(Source material)

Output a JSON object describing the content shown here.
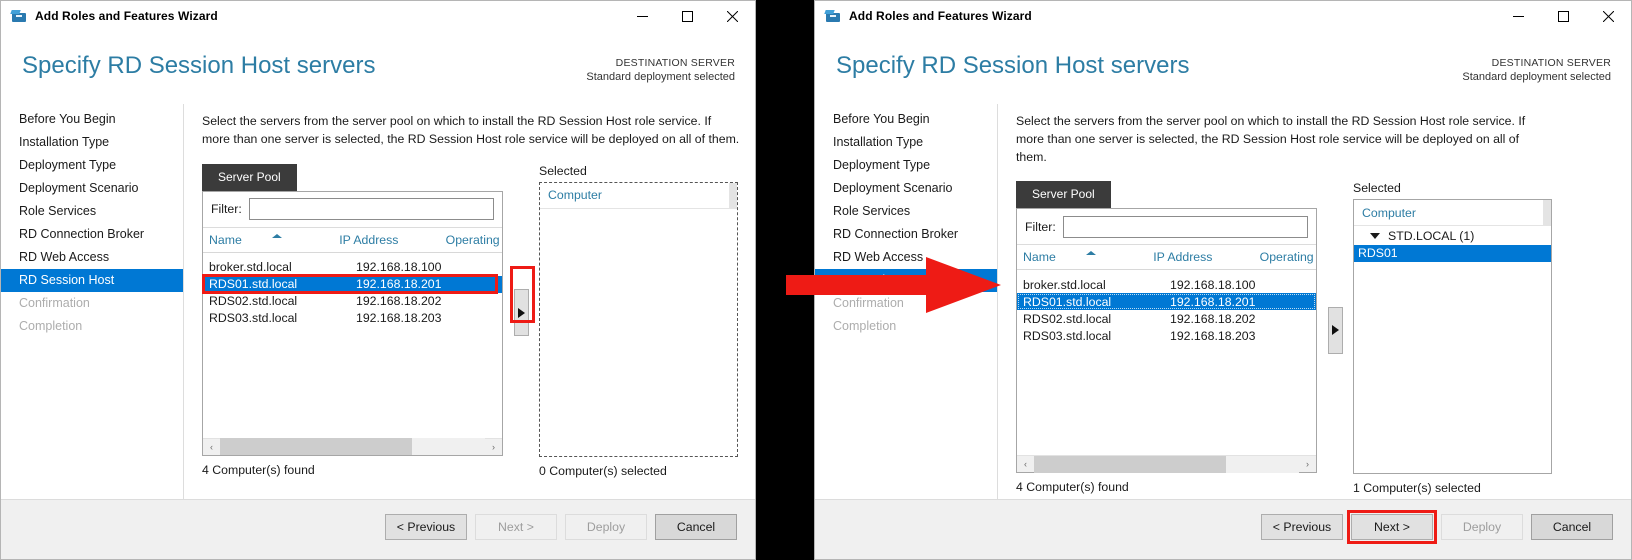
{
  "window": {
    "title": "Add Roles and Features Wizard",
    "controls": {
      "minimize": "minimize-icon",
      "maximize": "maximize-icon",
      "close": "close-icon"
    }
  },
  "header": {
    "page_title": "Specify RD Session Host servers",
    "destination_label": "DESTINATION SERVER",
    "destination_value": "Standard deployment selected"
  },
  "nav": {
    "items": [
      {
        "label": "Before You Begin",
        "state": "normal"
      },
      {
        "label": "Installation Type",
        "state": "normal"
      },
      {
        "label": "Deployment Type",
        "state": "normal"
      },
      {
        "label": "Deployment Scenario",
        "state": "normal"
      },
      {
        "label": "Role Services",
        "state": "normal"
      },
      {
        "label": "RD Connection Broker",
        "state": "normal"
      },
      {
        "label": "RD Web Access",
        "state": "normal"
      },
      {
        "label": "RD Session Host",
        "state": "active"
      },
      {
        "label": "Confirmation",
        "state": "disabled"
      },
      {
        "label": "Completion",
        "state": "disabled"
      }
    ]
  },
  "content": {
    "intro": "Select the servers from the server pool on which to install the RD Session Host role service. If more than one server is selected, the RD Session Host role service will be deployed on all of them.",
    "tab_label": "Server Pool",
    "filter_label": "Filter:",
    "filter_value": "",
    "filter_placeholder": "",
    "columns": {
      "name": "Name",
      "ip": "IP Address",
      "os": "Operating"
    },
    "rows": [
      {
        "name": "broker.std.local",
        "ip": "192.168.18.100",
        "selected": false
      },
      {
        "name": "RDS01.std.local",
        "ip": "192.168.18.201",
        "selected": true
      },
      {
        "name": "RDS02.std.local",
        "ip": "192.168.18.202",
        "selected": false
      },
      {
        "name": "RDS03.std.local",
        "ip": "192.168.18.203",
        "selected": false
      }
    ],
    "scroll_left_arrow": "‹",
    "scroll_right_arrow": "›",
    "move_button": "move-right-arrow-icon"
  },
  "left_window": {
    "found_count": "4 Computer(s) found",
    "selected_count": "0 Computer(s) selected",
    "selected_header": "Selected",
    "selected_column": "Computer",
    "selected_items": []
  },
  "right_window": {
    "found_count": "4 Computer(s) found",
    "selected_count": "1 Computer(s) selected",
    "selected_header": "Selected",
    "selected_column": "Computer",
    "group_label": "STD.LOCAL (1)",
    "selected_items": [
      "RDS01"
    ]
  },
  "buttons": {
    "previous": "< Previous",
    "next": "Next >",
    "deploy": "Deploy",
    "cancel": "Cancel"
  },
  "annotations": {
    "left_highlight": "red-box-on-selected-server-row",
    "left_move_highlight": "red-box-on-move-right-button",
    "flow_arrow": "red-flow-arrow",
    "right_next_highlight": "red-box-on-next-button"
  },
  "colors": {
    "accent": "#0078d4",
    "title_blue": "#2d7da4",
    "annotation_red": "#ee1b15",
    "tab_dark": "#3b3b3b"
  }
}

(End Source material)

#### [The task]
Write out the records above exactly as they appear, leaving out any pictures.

#### [Written answer]
Output a JSON object describing the content shown here.
{
  "window": {
    "title": "Add Roles and Features Wizard",
    "controls": {
      "minimize": "minimize-icon",
      "maximize": "maximize-icon",
      "close": "close-icon"
    }
  },
  "header": {
    "page_title": "Specify RD Session Host servers",
    "destination_label": "DESTINATION SERVER",
    "destination_value": "Standard deployment selected"
  },
  "nav": {
    "items": [
      {
        "label": "Before You Begin",
        "state": "normal"
      },
      {
        "label": "Installation Type",
        "state": "normal"
      },
      {
        "label": "Deployment Type",
        "state": "normal"
      },
      {
        "label": "Deployment Scenario",
        "state": "normal"
      },
      {
        "label": "Role Services",
        "state": "normal"
      },
      {
        "label": "RD Connection Broker",
        "state": "normal"
      },
      {
        "label": "RD Web Access",
        "state": "normal"
      },
      {
        "label": "RD Session Host",
        "state": "active"
      },
      {
        "label": "Confirmation",
        "state": "disabled"
      },
      {
        "label": "Completion",
        "state": "disabled"
      }
    ]
  },
  "content": {
    "intro": "Select the servers from the server pool on which to install the RD Session Host role service. If more than one server is selected, the RD Session Host role service will be deployed on all of them.",
    "tab_label": "Server Pool",
    "filter_label": "Filter:",
    "filter_value": "",
    "filter_placeholder": "",
    "columns": {
      "name": "Name",
      "ip": "IP Address",
      "os": "Operating"
    },
    "rows": [
      {
        "name": "broker.std.local",
        "ip": "192.168.18.100",
        "selected": false
      },
      {
        "name": "RDS01.std.local",
        "ip": "192.168.18.201",
        "selected": true
      },
      {
        "name": "RDS02.std.local",
        "ip": "192.168.18.202",
        "selected": false
      },
      {
        "name": "RDS03.std.local",
        "ip": "192.168.18.203",
        "selected": false
      }
    ],
    "scroll_left_arrow": "‹",
    "scroll_right_arrow": "›",
    "move_button": "move-right-arrow-icon"
  },
  "left_window": {
    "found_count": "4 Computer(s) found",
    "selected_count": "0 Computer(s) selected",
    "selected_header": "Selected",
    "selected_column": "Computer",
    "selected_items": []
  },
  "right_window": {
    "found_count": "4 Computer(s) found",
    "selected_count": "1 Computer(s) selected",
    "selected_header": "Selected",
    "selected_column": "Computer",
    "group_label": "STD.LOCAL (1)",
    "selected_items": [
      "RDS01"
    ]
  },
  "buttons": {
    "previous": "< Previous",
    "next": "Next >",
    "deploy": "Deploy",
    "cancel": "Cancel"
  },
  "annotations": {
    "left_highlight": "red-box-on-selected-server-row",
    "left_move_highlight": "red-box-on-move-right-button",
    "flow_arrow": "red-flow-arrow",
    "right_next_highlight": "red-box-on-next-button"
  },
  "colors": {
    "accent": "#0078d4",
    "title_blue": "#2d7da4",
    "annotation_red": "#ee1b15",
    "tab_dark": "#3b3b3b"
  }
}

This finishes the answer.